Astronomers can’t actually see any of the Proxima planets, but they can detect signs of their presence by observing the movements of their star. As the planets go round, their gravity tugs at Proxima Centauri, causing the star to wobble ever so slightly. João Faria, an astrophysicist at the Instituto de Astrofísica e Ciências do Espaço, in Portugal, and his colleagues were studying Proxima Centauri in this way, trying to glimpse Proxima b to help confirm its existence, when they found a surprise wobble that they believe comes from another, smaller planet.
According to the data, Proxima d is about a quarter of Earth’s mass and orbits just outside of Proxima Centauri’s habitable zone, locked into a special configuration around its star. “One side of the planet is always in daytime, and one side is always in nighttime,” Emily Gilbert, a Ph.D. candidate in planetary science at the University of Chicago who studies exoplanets, told me. Proxima d takes just five days to loop around its star, and given the proximity, the planet probably doesn’t have an atmosphere, Gilbert said; it would be boiled away on the day side, and frozen off on the night side.
With news of Proxima d now out in the world, it’s up to other astronomers to analyze the available ESPRESSO data and also make their own observations of the maybe-planet. To learn more about this maybe-planet, particularly its composition, astronomers would need to spot Proxima d crossing in front of its star and examine how much starlight the planet blocks. Perhaps, along the way, they will uncover a new mysterious signal, as Faria and his team did when they observed Proxima b. More worlds could very well be circling Proxima Centauri, escaping detection. “I really wouldn’t want to bet, but I think this star can still be hiding some surprises,” Faria told me.

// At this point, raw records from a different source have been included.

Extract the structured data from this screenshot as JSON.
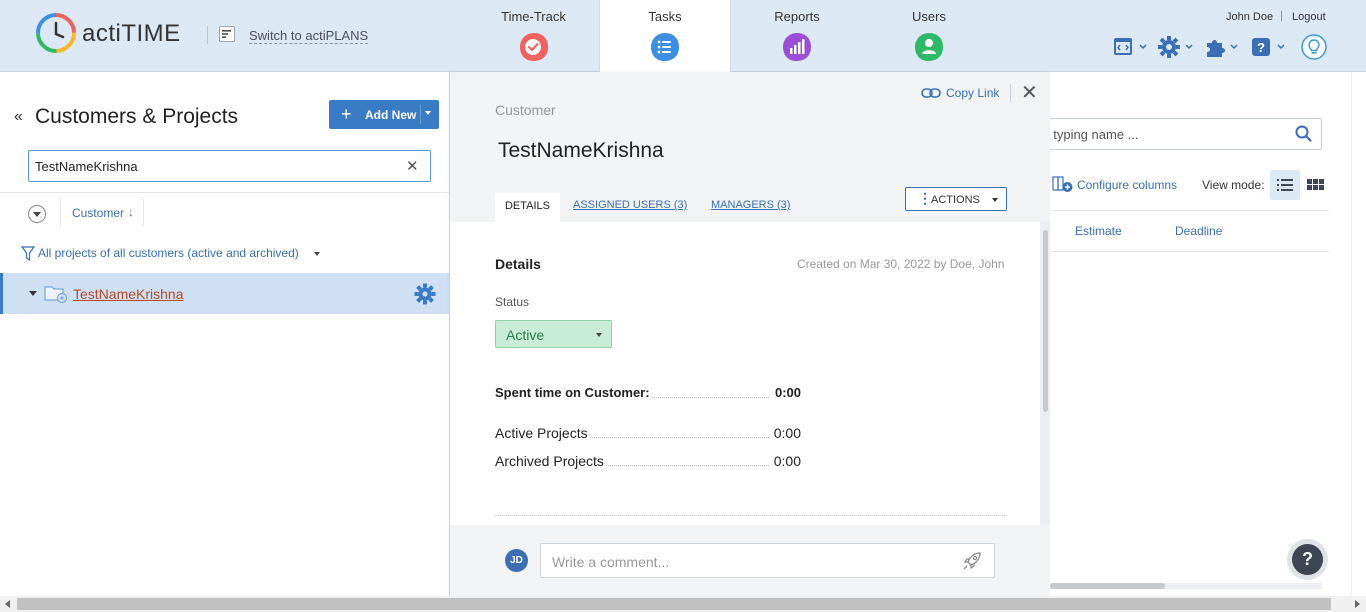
{
  "header": {
    "brand": "actiTIME",
    "switch_link": "Switch to actiPLANS",
    "nav": [
      {
        "label": "Time-Track",
        "icon": "check-icon",
        "color": "#f0625f"
      },
      {
        "label": "Tasks",
        "icon": "list-icon",
        "color": "#3f8fe0",
        "active": true
      },
      {
        "label": "Reports",
        "icon": "bar-chart-icon",
        "color": "#9b4fd6"
      },
      {
        "label": "Users",
        "icon": "user-icon",
        "color": "#2fb868"
      }
    ],
    "user_name": "John Doe",
    "separator": "|",
    "logout": "Logout",
    "tools": [
      "calendar-code-icon",
      "gear-icon",
      "puzzle-icon",
      "help-icon",
      "lightbulb-icon"
    ]
  },
  "left_panel": {
    "title": "Customers & Projects",
    "add_new": "Add New",
    "search_value": "TestNameKrishna",
    "column_customer": "Customer",
    "filter": "All projects of all customers (active and archived)",
    "tree": [
      {
        "name": "TestNameKrishna",
        "selected": true
      }
    ]
  },
  "detail": {
    "copy_link": "Copy Link",
    "kind": "Customer",
    "name": "TestNameKrishna",
    "tabs": {
      "details": "DETAILS",
      "assigned": "ASSIGNED USERS (3)",
      "managers": "MANAGERS (3)"
    },
    "actions": "ACTIONS",
    "section_title": "Details",
    "created": "Created on Mar 30, 2022 by Doe, John",
    "status_label": "Status",
    "status_value": "Active",
    "spent_label": "Spent time on Customer:",
    "spent_value": "0:00",
    "active_projects_label": "Active Projects",
    "active_projects_value": "0:00",
    "archived_projects_label": "Archived Projects",
    "archived_projects_value": "0:00",
    "avatar_initials": "JD",
    "comment_placeholder": "Write a comment..."
  },
  "right_panel": {
    "search_placeholder": "t typing name ...",
    "configure_columns": "Configure columns",
    "view_mode": "View mode:",
    "col_estimate": "Estimate",
    "col_deadline": "Deadline"
  },
  "help_fab": "?",
  "colors": {
    "accent": "#3a7bc5",
    "topbar": "#dde8f5",
    "status_active": "#c8ecd5",
    "link": "#3a6fb5",
    "tree_link": "#b2492a"
  }
}
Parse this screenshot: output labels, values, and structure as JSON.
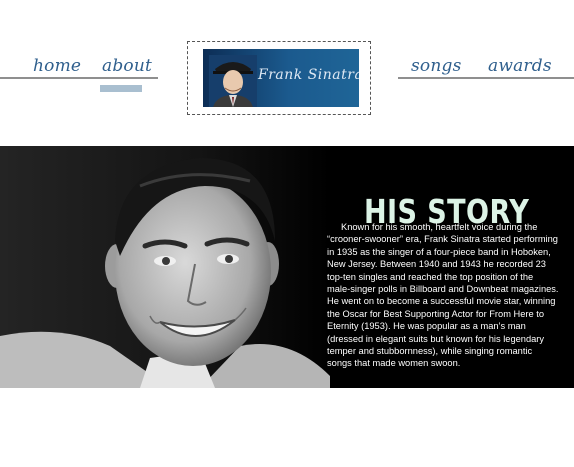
{
  "nav": {
    "home": "home",
    "about": "about",
    "songs": "songs",
    "awards": "awards",
    "active": "about"
  },
  "logo": {
    "signature": "Frank Sinatra"
  },
  "story": {
    "title": "HIS STORY",
    "body": "Known for his smooth, heartfelt voice during the “crooner-swooner” era, Frank Sinatra started performing in 1935 as the singer of a four-piece band in Hoboken, New Jersey. Between 1940 and 1943 he recorded 23 top-ten singles and reached the top position of the male-singer polls in Billboard and Downbeat magazines. He went on to become a successful movie star, winning the Oscar for Best Supporting Actor for From Here to Eternity (1953). He was popular as a man’s man (dressed in elegant suits but known for his legendary temper and stubbornness), while singing romantic songs that made women swoon."
  },
  "colors": {
    "nav_link": "#2f5f8d",
    "active_indicator": "#a9bfd0",
    "title_text": "#dcf3e6",
    "hero_background": "#000000"
  }
}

Proxima is actually part of a triple-star system, known all together as Alpha Centauri. Alpha Centauri A and B orbit close together, while Proxima circles them farther out. Astronomers have attempted to detect planets around stars A and B as well, but the latest detection doesn’t look too promising, and the last one before that was determined to be a spurious signal in the observations. Still, Alpha Centauri A and B are particularly enticing in the search for life beyond Earth because they resemble our own sun. Proxima, on the other hand, is a red-dwarf star—smaller, dimmer, and prone to frequent flares that emit radiation. “Red dwarfs are not very good for habitability,” Eduardo Bendek, a research scientist at NASA’s Jet Propulsion Laboratory, told me. “They sterilize the surface of planets around them.” But Alpha Centauri A and B are too bright for our best exoplanet-detecting instruments, and it’s tricky to determine whether any wobbling in their motions is the result of a lurking planet or just the stars themselves tugging at each other, Bendek said.

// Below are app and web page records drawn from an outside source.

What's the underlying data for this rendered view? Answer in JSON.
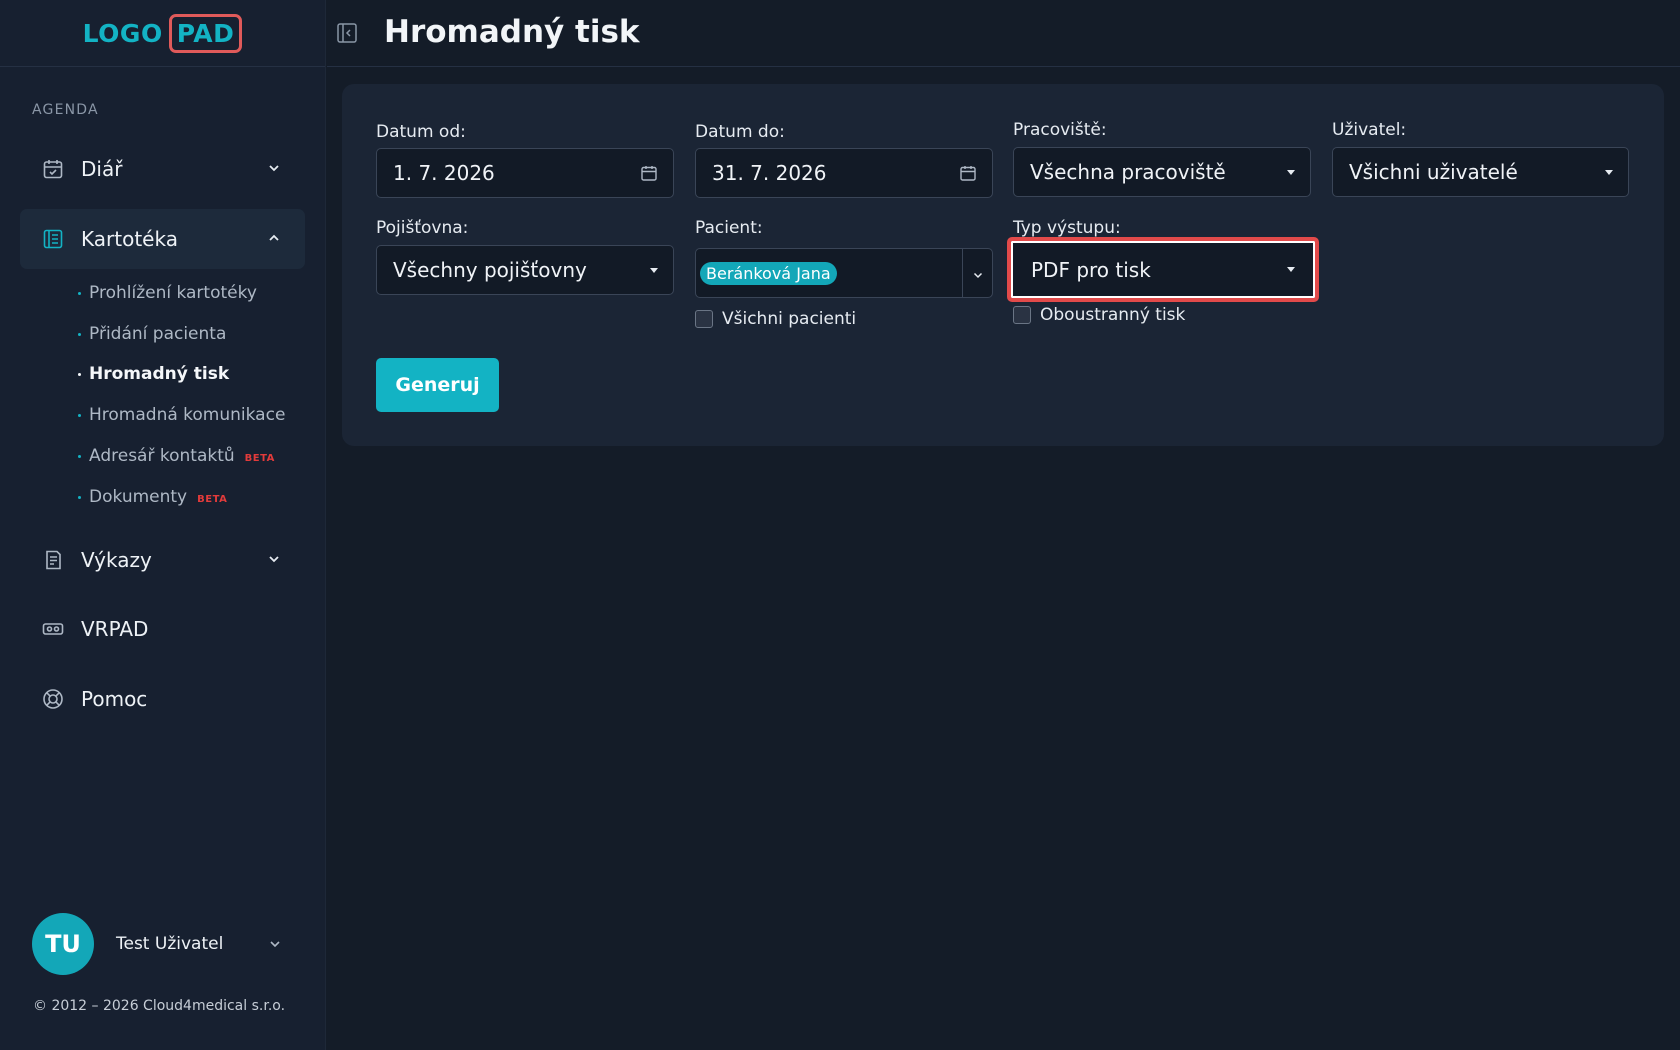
{
  "brand": {
    "logo_left": "LOGO",
    "logo_right": "PAD"
  },
  "sidebar": {
    "section": "AGENDA",
    "items": [
      {
        "label": "Diář",
        "icon": "calendar-check-icon"
      },
      {
        "label": "Kartotéka",
        "icon": "card-file-icon"
      },
      {
        "label": "Výkazy",
        "icon": "report-icon"
      },
      {
        "label": "VRPAD",
        "icon": "vr-headset-icon"
      },
      {
        "label": "Pomoc",
        "icon": "lifebuoy-icon"
      }
    ],
    "submenu": [
      {
        "label": "Prohlížení kartotéky"
      },
      {
        "label": "Přidání pacienta"
      },
      {
        "label": "Hromadný tisk"
      },
      {
        "label": "Hromadná komunikace"
      },
      {
        "label": "Adresář kontaktů",
        "badge": "BETA"
      },
      {
        "label": "Dokumenty",
        "badge": "BETA"
      }
    ],
    "user": {
      "initials": "TU",
      "name": "Test Uživatel"
    },
    "copyright": "© 2012 – 2026 Cloud4medical s.r.o."
  },
  "header": {
    "title": "Hromadný tisk"
  },
  "form": {
    "date_from": {
      "label": "Datum od:",
      "value": "1. 7. 2026"
    },
    "date_to": {
      "label": "Datum do:",
      "value": "31. 7. 2026"
    },
    "workplace": {
      "label": "Pracoviště:",
      "value": "Všechna pracoviště"
    },
    "user": {
      "label": "Uživatel:",
      "value": "Všichni uživatelé"
    },
    "insurance": {
      "label": "Pojišťovna:",
      "value": "Všechny pojišťovny"
    },
    "patient": {
      "label": "Pacient:",
      "chip": "Beránková Jana",
      "all_label": "Všichni pacienti"
    },
    "output_type": {
      "label": "Typ výstupu:",
      "value": "PDF pro tisk",
      "duplex_label": "Oboustranný tisk"
    },
    "generate_label": "Generuj"
  },
  "colors": {
    "accent": "#13b3c4",
    "highlight": "#e24a4a",
    "beta": "#e23b3b"
  }
}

Bendek is working on one of several missions percolating in the space community that target our neighboring triple-star system. His project involves building a brand-new telescope specifically designed to observe nearby, bright stars such as Alpha Centauri A and B. Another ambitious effort involves a flyby of tiny, laser-propelled spacecraft that could beam home pictures. For decades, the stars of the Alpha Centauri system, particularly Proxima, have played in science fiction as the destination for humankind’s first interstellar trip. Our first attempt won’t be as grand as what those stories imagined. It will instead resemble our earliest voyages to explore the planets in our own system, when spacecraft flew past without stopping, trying to snap many pictures as they went. “This is basically the only system where we would have even a tiny chance of getting something there in our lifetimes,” Gilbert said.